_Task to complete_. The answer is the full listing below, copied exactly, with its pictures omitted.

Input START

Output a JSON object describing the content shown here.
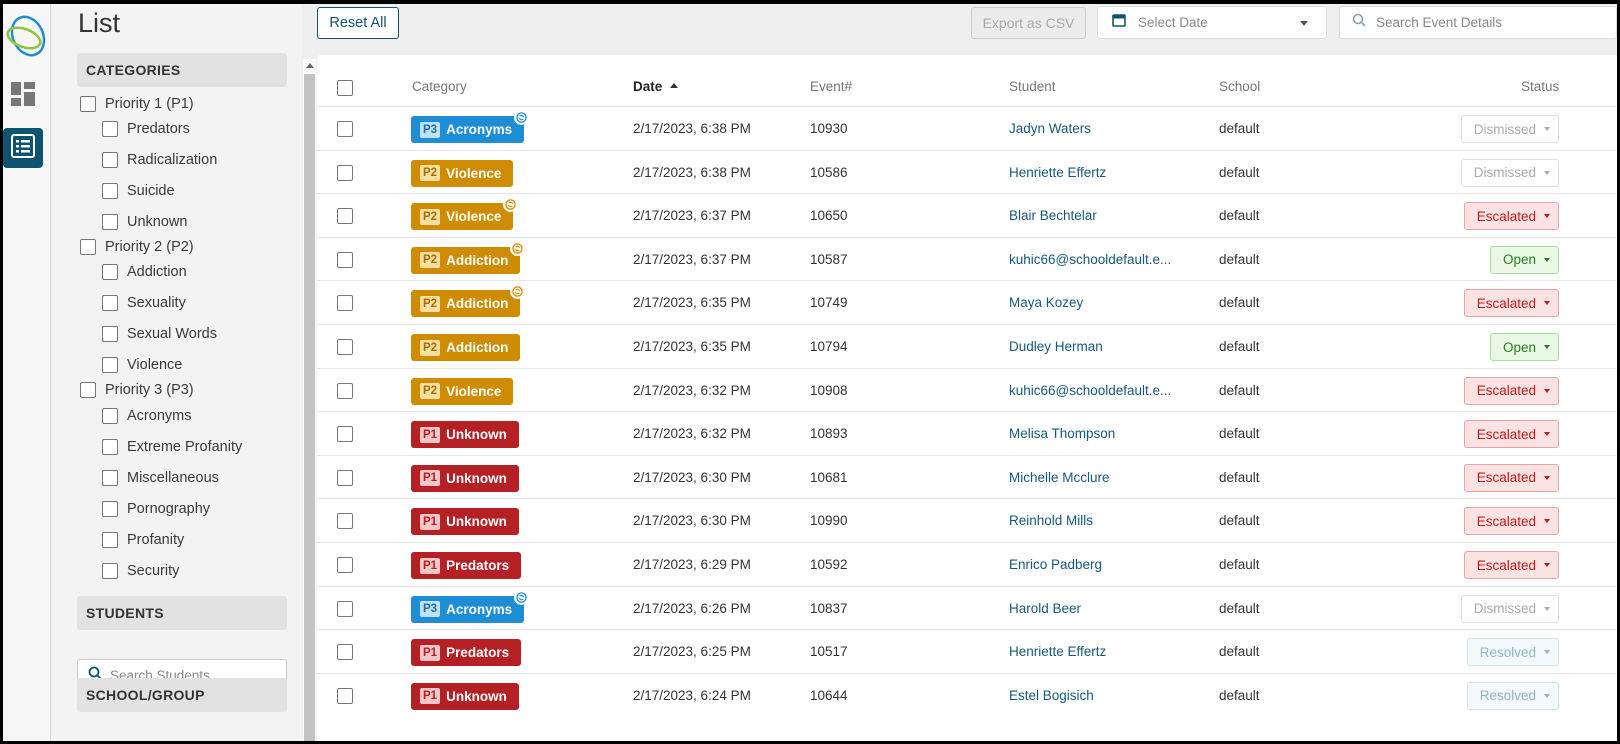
{
  "page": {
    "title": "List"
  },
  "rail": {
    "items": [
      {
        "icon": "dashboard-icon"
      },
      {
        "icon": "list-icon",
        "active": true
      }
    ]
  },
  "filters": {
    "categories_header": "CATEGORIES",
    "priorities": [
      {
        "label": "Priority 1 (P1)",
        "items": [
          "Predators",
          "Radicalization",
          "Suicide",
          "Unknown"
        ]
      },
      {
        "label": "Priority 2 (P2)",
        "items": [
          "Addiction",
          "Sexuality",
          "Sexual Words",
          "Violence"
        ]
      },
      {
        "label": "Priority 3 (P3)",
        "items": [
          "Acronyms",
          "Extreme Profanity",
          "Miscellaneous",
          "Pornography",
          "Profanity",
          "Security"
        ]
      }
    ],
    "students_header": "STUDENTS",
    "students_search_placeholder": "Search Students",
    "school_header": "SCHOOL/GROUP"
  },
  "toolbar": {
    "reset_label": "Reset All",
    "export_label": "Export as CSV",
    "date_placeholder": "Select Date",
    "search_placeholder": "Search Event Details"
  },
  "table": {
    "columns": {
      "category": "Category",
      "date": "Date",
      "event": "Event#",
      "student": "Student",
      "school": "School",
      "status": "Status"
    },
    "sort": {
      "column": "date",
      "direction": "asc"
    },
    "rows": [
      {
        "priority": "P3",
        "category": "Acronyms",
        "sync": true,
        "date": "2/17/2023, 6:38 PM",
        "event": "10930",
        "student": "Jadyn Waters",
        "school": "default",
        "status": "Dismissed"
      },
      {
        "priority": "P2",
        "category": "Violence",
        "sync": false,
        "date": "2/17/2023, 6:38 PM",
        "event": "10586",
        "student": "Henriette Effertz",
        "school": "default",
        "status": "Dismissed"
      },
      {
        "priority": "P2",
        "category": "Violence",
        "sync": true,
        "date": "2/17/2023, 6:37 PM",
        "event": "10650",
        "student": "Blair Bechtelar",
        "school": "default",
        "status": "Escalated"
      },
      {
        "priority": "P2",
        "category": "Addiction",
        "sync": true,
        "date": "2/17/2023, 6:37 PM",
        "event": "10587",
        "student": "kuhic66@schooldefault.e...",
        "school": "default",
        "status": "Open"
      },
      {
        "priority": "P2",
        "category": "Addiction",
        "sync": true,
        "date": "2/17/2023, 6:35 PM",
        "event": "10749",
        "student": "Maya Kozey",
        "school": "default",
        "status": "Escalated"
      },
      {
        "priority": "P2",
        "category": "Addiction",
        "sync": false,
        "date": "2/17/2023, 6:35 PM",
        "event": "10794",
        "student": "Dudley Herman",
        "school": "default",
        "status": "Open"
      },
      {
        "priority": "P2",
        "category": "Violence",
        "sync": false,
        "date": "2/17/2023, 6:32 PM",
        "event": "10908",
        "student": "kuhic66@schooldefault.e...",
        "school": "default",
        "status": "Escalated"
      },
      {
        "priority": "P1",
        "category": "Unknown",
        "sync": false,
        "date": "2/17/2023, 6:32 PM",
        "event": "10893",
        "student": "Melisa Thompson",
        "school": "default",
        "status": "Escalated"
      },
      {
        "priority": "P1",
        "category": "Unknown",
        "sync": false,
        "date": "2/17/2023, 6:30 PM",
        "event": "10681",
        "student": "Michelle Mcclure",
        "school": "default",
        "status": "Escalated"
      },
      {
        "priority": "P1",
        "category": "Unknown",
        "sync": false,
        "date": "2/17/2023, 6:30 PM",
        "event": "10990",
        "student": "Reinhold Mills",
        "school": "default",
        "status": "Escalated"
      },
      {
        "priority": "P1",
        "category": "Predators",
        "sync": false,
        "date": "2/17/2023, 6:29 PM",
        "event": "10592",
        "student": "Enrico Padberg",
        "school": "default",
        "status": "Escalated"
      },
      {
        "priority": "P3",
        "category": "Acronyms",
        "sync": true,
        "date": "2/17/2023, 6:26 PM",
        "event": "10837",
        "student": "Harold Beer",
        "school": "default",
        "status": "Dismissed"
      },
      {
        "priority": "P1",
        "category": "Predators",
        "sync": false,
        "date": "2/17/2023, 6:25 PM",
        "event": "10517",
        "student": "Henriette Effertz",
        "school": "default",
        "status": "Resolved"
      },
      {
        "priority": "P1",
        "category": "Unknown",
        "sync": false,
        "date": "2/17/2023, 6:24 PM",
        "event": "10644",
        "student": "Estel Bogisich",
        "school": "default",
        "status": "Resolved"
      }
    ]
  },
  "colors": {
    "brand": "#0e5470",
    "p1": "#b52024",
    "p2": "#d08c00",
    "p3": "#1d8ed6",
    "escalated": "#c01a1a",
    "open": "#2d7a23"
  }
}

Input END

_Solution to the problem_.
Output a JSON object describing the content shown here.
{
  "page": {
    "title": "List"
  },
  "rail": {
    "items": [
      {
        "icon": "dashboard-icon"
      },
      {
        "icon": "list-icon",
        "active": true
      }
    ]
  },
  "filters": {
    "categories_header": "CATEGORIES",
    "priorities": [
      {
        "label": "Priority 1 (P1)",
        "items": [
          "Predators",
          "Radicalization",
          "Suicide",
          "Unknown"
        ]
      },
      {
        "label": "Priority 2 (P2)",
        "items": [
          "Addiction",
          "Sexuality",
          "Sexual Words",
          "Violence"
        ]
      },
      {
        "label": "Priority 3 (P3)",
        "items": [
          "Acronyms",
          "Extreme Profanity",
          "Miscellaneous",
          "Pornography",
          "Profanity",
          "Security"
        ]
      }
    ],
    "students_header": "STUDENTS",
    "students_search_placeholder": "Search Students",
    "school_header": "SCHOOL/GROUP"
  },
  "toolbar": {
    "reset_label": "Reset All",
    "export_label": "Export as CSV",
    "date_placeholder": "Select Date",
    "search_placeholder": "Search Event Details"
  },
  "table": {
    "columns": {
      "category": "Category",
      "date": "Date",
      "event": "Event#",
      "student": "Student",
      "school": "School",
      "status": "Status"
    },
    "sort": {
      "column": "date",
      "direction": "asc"
    },
    "rows": [
      {
        "priority": "P3",
        "category": "Acronyms",
        "sync": true,
        "date": "2/17/2023, 6:38 PM",
        "event": "10930",
        "student": "Jadyn Waters",
        "school": "default",
        "status": "Dismissed"
      },
      {
        "priority": "P2",
        "category": "Violence",
        "sync": false,
        "date": "2/17/2023, 6:38 PM",
        "event": "10586",
        "student": "Henriette Effertz",
        "school": "default",
        "status": "Dismissed"
      },
      {
        "priority": "P2",
        "category": "Violence",
        "sync": true,
        "date": "2/17/2023, 6:37 PM",
        "event": "10650",
        "student": "Blair Bechtelar",
        "school": "default",
        "status": "Escalated"
      },
      {
        "priority": "P2",
        "category": "Addiction",
        "sync": true,
        "date": "2/17/2023, 6:37 PM",
        "event": "10587",
        "student": "kuhic66@schooldefault.e...",
        "school": "default",
        "status": "Open"
      },
      {
        "priority": "P2",
        "category": "Addiction",
        "sync": true,
        "date": "2/17/2023, 6:35 PM",
        "event": "10749",
        "student": "Maya Kozey",
        "school": "default",
        "status": "Escalated"
      },
      {
        "priority": "P2",
        "category": "Addiction",
        "sync": false,
        "date": "2/17/2023, 6:35 PM",
        "event": "10794",
        "student": "Dudley Herman",
        "school": "default",
        "status": "Open"
      },
      {
        "priority": "P2",
        "category": "Violence",
        "sync": false,
        "date": "2/17/2023, 6:32 PM",
        "event": "10908",
        "student": "kuhic66@schooldefault.e...",
        "school": "default",
        "status": "Escalated"
      },
      {
        "priority": "P1",
        "category": "Unknown",
        "sync": false,
        "date": "2/17/2023, 6:32 PM",
        "event": "10893",
        "student": "Melisa Thompson",
        "school": "default",
        "status": "Escalated"
      },
      {
        "priority": "P1",
        "category": "Unknown",
        "sync": false,
        "date": "2/17/2023, 6:30 PM",
        "event": "10681",
        "student": "Michelle Mcclure",
        "school": "default",
        "status": "Escalated"
      },
      {
        "priority": "P1",
        "category": "Unknown",
        "sync": false,
        "date": "2/17/2023, 6:30 PM",
        "event": "10990",
        "student": "Reinhold Mills",
        "school": "default",
        "status": "Escalated"
      },
      {
        "priority": "P1",
        "category": "Predators",
        "sync": false,
        "date": "2/17/2023, 6:29 PM",
        "event": "10592",
        "student": "Enrico Padberg",
        "school": "default",
        "status": "Escalated"
      },
      {
        "priority": "P3",
        "category": "Acronyms",
        "sync": true,
        "date": "2/17/2023, 6:26 PM",
        "event": "10837",
        "student": "Harold Beer",
        "school": "default",
        "status": "Dismissed"
      },
      {
        "priority": "P1",
        "category": "Predators",
        "sync": false,
        "date": "2/17/2023, 6:25 PM",
        "event": "10517",
        "student": "Henriette Effertz",
        "school": "default",
        "status": "Resolved"
      },
      {
        "priority": "P1",
        "category": "Unknown",
        "sync": false,
        "date": "2/17/2023, 6:24 PM",
        "event": "10644",
        "student": "Estel Bogisich",
        "school": "default",
        "status": "Resolved"
      }
    ]
  },
  "colors": {
    "brand": "#0e5470",
    "p1": "#b52024",
    "p2": "#d08c00",
    "p3": "#1d8ed6",
    "escalated": "#c01a1a",
    "open": "#2d7a23"
  }
}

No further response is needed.